If we want a chance to do away with this system, there is only one way to go about it: fight.

The rank and file of the union has to band together and move the Unity leadership of the UFT to change things, at least the things about this system that can be changed at the local level. We can start by signing the petition being passed around by MORE.

This, unfortunately, will not be enough. Even if we push the UFT to fight against this system, it is still state law. That means a bigger grassroots effort will be necessary.

We can start with administrators. Many administrators throughout the city are not happy with the new evaluation regime. Not only does it give them more work, those who are veteran educators generally feel demeaned by the deskilling of their job implied by the so-called “Danielson” rubric. Grassroots teachers must make common cause with administrators, even if it means holding our noses in some cases.

While we engage administrators, we also must engage parents. This will be much more difficult. Many of our parents are disengaged. Some of our parents want more testing. Most importantly, many of our most savvy and vocal parents send their children to charter schools, where this new evaluation system does not affect them. We can at least make common cause with sympathetic parent organizations, like Leonie Haimson’s Class Size Matters and the feisty Change the Stakes group.

Even if we pull all of these things off, an unlikely scenario under the best of circumstances, it still will not get the state law repealed. The reformy money wields too much influence in Albany and Cuomo is too infatuated with his self-image as a dyed-in-the-wool education reformer and a “lobbyist for children.”
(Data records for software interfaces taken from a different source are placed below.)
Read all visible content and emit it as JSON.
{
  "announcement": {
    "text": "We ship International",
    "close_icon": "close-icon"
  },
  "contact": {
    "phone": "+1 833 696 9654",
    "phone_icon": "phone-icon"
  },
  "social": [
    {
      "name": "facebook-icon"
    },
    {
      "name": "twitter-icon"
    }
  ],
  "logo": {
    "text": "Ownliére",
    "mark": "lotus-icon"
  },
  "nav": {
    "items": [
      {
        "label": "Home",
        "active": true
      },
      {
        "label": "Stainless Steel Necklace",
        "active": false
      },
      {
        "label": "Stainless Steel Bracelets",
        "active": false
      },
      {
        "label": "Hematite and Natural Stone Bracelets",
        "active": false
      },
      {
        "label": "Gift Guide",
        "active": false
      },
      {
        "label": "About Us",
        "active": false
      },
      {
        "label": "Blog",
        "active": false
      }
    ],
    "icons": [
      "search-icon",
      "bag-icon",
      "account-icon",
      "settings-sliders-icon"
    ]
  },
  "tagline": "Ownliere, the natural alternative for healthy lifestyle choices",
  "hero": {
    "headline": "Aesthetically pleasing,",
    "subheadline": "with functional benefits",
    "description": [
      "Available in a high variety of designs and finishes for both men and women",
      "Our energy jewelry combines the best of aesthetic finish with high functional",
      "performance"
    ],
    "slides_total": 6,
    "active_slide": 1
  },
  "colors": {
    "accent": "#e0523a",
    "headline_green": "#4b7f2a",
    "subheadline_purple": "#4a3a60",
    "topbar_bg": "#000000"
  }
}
So why do all of this?

Recall earlier in the year when Mulgrew and Pharaoh Bloomberg reached their impasse over the sunset clause. It looked like NYC would not have a new evaluation system after all. That is when John King stepped in and threatened to withhold Race to the Top money, as well as Title I money.

Grassroots pressure from teachers, administrators and parents will not work on the Albany crowd but it might just work on Mayor Bill de Blasio. As a public school parent, he might come to oppose all the new testing mandated by this evaluation system. Even if his son, who attends my alma mater at Brooklyn Tech, would be shielded from these tests, he might sympathize with other parents whose children come home from school with testing anxiety. With enough public pressure, he might be the one to pull NYC out of this system.

Predictably, King will huff and puff about withholding funds. Let him huff and puff. Those Race to the Top funds are only enough to pay for new testing anyway, so he can keep it. When he threatens to cut off Title I money, let him be sued by the union and every major civil rights organization with a chapter in the State of New York. Not only will he eventually be forced to fork over that Title I cash, he will ruin his own and Cuomo’s reputation to boot.

As far as I can see, this is the only formula for totally getting rid of this evaluation system. If it seems far-fetched, that is only because it is. The moral of the story is that these evaluations are here to stay until our union or our political landscape change radically.